[[ Input for this task open ]]

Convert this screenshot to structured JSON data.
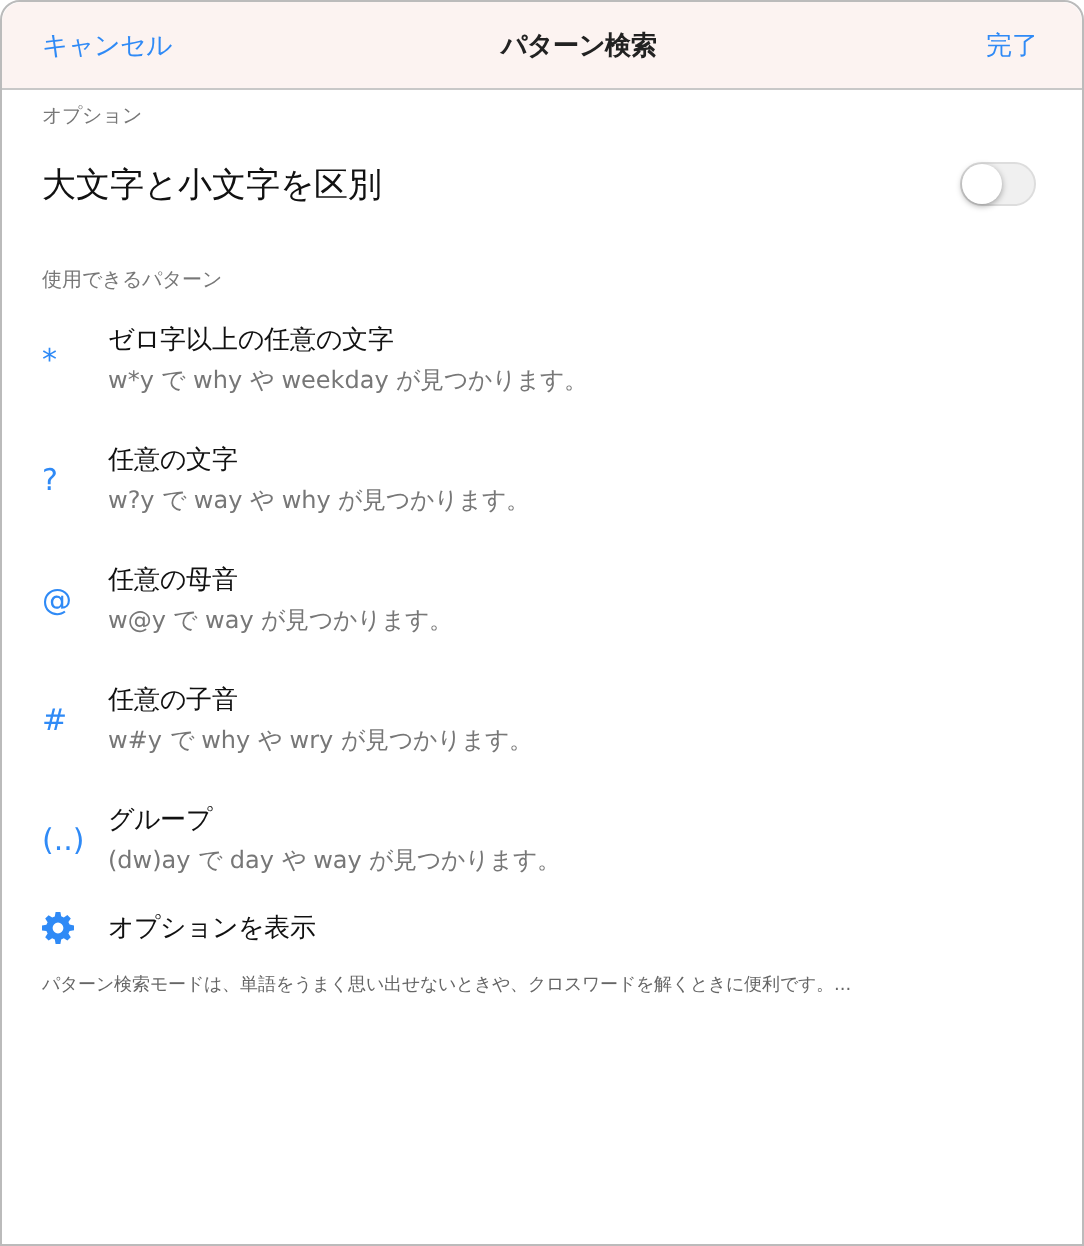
{
  "nav": {
    "cancel": "キャンセル",
    "title": "パターン検索",
    "done": "完了"
  },
  "options": {
    "header": "オプション",
    "toggle": {
      "label": "大文字と小文字を区別",
      "on": false
    }
  },
  "patterns": {
    "header": "使用できるパターン",
    "items": [
      {
        "symbol": "*",
        "title": "ゼロ字以上の任意の文字",
        "example": "w*y で why や weekday が見つかります。"
      },
      {
        "symbol": "?",
        "title": "任意の文字",
        "example": "w?y で way や why が見つかります。"
      },
      {
        "symbol": "@",
        "title": "任意の母音",
        "example": "w@y で way が見つかります。"
      },
      {
        "symbol": "#",
        "title": "任意の子音",
        "example": "w#y で why や wry が見つかります。"
      },
      {
        "symbol": "(..)",
        "title": "グループ",
        "example": "(dw)ay で day や way が見つかります。"
      }
    ]
  },
  "show_options": "オプションを表示",
  "footer": "パターン検索モードは、単語をうまく思い出せないときや、クロスワードを解くときに便利です。..."
}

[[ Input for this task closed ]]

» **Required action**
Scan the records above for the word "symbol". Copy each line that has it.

» **Finished exercise**
        "symbol": "*",
        "symbol": "?",
        "symbol": "@",
        "symbol": "#",
        "symbol": "(..)",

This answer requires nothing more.